1. Setting learning goals (enumeration of their individual aims for participation in the English classes, as well as their review and update throughout the programme; listing activities that will help them achieve these purposes; developing and practicing skills essential for achieving the above-mentioned goals; acknowledging achievements on the way to meeting the aims; explore, determine and evolve new strategies and additional educational opportunities to reach the English language learning goals);

2. Comprehension of personal learning styles (voice likes and dislikes concerning in-class exercises, as well as approaches to study, i.e. preferred ways to take in and process the taught material; individual assessment of ones own learning styles and inclinations, strengths and weaknesses; share and clarify learning predilections and learning tactics to group-mates and the teacher);

3. Assessment of individual learning (control, evaluate and characterize the improvement; identify reached aims and define following steps; show comprehension of assessment; look for additional learning chances; study autonomously of group activities or teacher instructions).

There are numerous benefits of application of metacognition to teaching English for Specific Purposes [1, p. 36-37; 3, p. 7-8; 8]:

      Students learning is enhanced, and pace of progress, the quality and speed of their cognitive engagement become faster;

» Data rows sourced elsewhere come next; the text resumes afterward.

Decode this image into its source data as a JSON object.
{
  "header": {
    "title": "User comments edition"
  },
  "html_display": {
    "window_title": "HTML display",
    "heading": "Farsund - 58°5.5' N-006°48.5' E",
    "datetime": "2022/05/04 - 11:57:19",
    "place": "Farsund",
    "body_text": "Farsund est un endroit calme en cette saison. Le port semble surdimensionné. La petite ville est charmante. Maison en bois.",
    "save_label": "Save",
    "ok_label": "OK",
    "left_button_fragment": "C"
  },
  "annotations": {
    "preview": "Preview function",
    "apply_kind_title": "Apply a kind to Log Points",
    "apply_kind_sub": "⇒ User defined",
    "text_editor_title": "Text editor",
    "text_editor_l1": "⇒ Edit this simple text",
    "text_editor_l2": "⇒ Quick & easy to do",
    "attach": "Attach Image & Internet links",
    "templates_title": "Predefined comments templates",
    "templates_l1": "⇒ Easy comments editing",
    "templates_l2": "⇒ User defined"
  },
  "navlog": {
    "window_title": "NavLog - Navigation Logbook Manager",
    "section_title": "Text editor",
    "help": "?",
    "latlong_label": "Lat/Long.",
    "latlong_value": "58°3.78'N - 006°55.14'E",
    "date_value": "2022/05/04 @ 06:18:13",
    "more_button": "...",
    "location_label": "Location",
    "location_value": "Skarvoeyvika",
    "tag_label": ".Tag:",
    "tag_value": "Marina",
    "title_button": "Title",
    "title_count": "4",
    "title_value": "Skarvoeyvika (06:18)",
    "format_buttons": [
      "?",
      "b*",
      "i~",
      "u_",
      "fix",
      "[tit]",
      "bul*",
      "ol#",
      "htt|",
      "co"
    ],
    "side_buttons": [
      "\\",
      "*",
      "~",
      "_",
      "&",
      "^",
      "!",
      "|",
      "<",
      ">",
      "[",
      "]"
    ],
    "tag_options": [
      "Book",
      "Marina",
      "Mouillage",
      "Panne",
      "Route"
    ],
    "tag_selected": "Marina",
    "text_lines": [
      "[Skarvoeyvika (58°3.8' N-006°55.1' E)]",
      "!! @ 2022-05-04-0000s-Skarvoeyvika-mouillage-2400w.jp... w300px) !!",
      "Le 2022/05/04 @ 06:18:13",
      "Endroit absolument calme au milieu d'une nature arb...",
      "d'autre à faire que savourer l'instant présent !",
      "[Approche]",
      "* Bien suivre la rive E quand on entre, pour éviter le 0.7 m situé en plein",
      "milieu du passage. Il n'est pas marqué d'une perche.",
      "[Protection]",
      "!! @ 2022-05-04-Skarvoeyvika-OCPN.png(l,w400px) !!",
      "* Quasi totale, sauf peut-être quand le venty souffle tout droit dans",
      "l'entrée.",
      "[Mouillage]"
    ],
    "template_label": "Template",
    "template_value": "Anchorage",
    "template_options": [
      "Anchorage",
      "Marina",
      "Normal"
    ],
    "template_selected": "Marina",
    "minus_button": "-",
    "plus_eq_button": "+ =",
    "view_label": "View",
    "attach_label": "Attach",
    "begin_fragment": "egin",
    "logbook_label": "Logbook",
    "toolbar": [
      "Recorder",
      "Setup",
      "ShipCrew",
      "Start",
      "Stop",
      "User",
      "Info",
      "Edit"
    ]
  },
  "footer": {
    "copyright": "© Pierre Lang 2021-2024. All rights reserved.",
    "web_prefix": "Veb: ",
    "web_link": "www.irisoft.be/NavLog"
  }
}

      Students become confident in their abilities to learn, turn into strategic learners, better critical thinkers, decision-makers, problem-solvers, and, in addition, are not anxious to ask for help with study when needed;

      Students get clearer understanding of how to apply new concepts and professional terminology to the living foreign language;

      Students motivation, self-assurance and sense of personal amenability for their own development are increased;

      Students adjust their learning tactics to match the task or changing circumstances;

      Students can accurately assess why they are successful learners or, vice versa, analyse inaccuracies when they fail to perform a task;

      Students thinking skills are developed, understanding of their learning processes and knowledge construction are promoted;

      The quality of study is enhanced due to active engagement in contemplating about the subject-matter of the lesson;

      Students with advanced metacognitive skills have higher levels of inherent aiming, task value, use elaboration learning schemes, think critically, conduct metacognitive self-regulation and effort control;

      Most importantly, students see themselves as continual learners and as those who can successfully handle new, harder tasks.

To summarize, it should be mentioned that developed metacognitive skills help students improve greatly, among others, their listening and speaking skills, which require good understanding of the concept or process related to their speciality that is studied at the English for Special Purposes lesson, and stay constantly motivated and engrossed in learning the foreign language.

References:

1.     Coşkun, A. (2010). The Effect of Metacognitive Strategy Training on the Listening Performance of Beginner Students. Novitas-ROYAL (Research on Youth and Language). 4 (1), 35-50.

2.     Darling-Hammond, L., et. al. (2013). Session 9. Thinking about Thinking: Metacognition. Retrieved from: http://www.learner.org/courses/learningclassroom/support/09_metacog.pdf. Last accessed 27th April 2015.

3.     Dawson, T. L. (2008). Metacognition and Learning in Adulthood. Retrieved from: https://dts.lectica.org/PDF/Metacognition.pdf. Last accessed 27th April 2015.

4.     Merriam-Webster. (2015). Metacognition. Retrieved from: www.merriam-webster.com/dictionary/metacognition. Last accessed 27th April 2015.

5.     Metacognitive Skills. (2006). Retrieved from: http://www.dllr.state.md.us/gedmd/cs/eslcsmeta.pdf. Last accessed 27th April 2015.

6.     NRC (2000). How People Learn: Brain, Mind, Experience, and School. Washington, DC: National Academies Press. 384.

7.     Tanner, K. D. (2012). Promoting Student Metacognition. CBELife Sciences Education. 11 (1), 113-120.

8.     Wenden, A. L. (1998). Metacognitive Knowledge and Language Learning. Applied Linguistics. 19, 515-37.

9.     Zimmerman, B. J. (1990). Self-Regulated Learning and Academic Achievement: An Overview. Educational Psychologist. 25(1), 3-17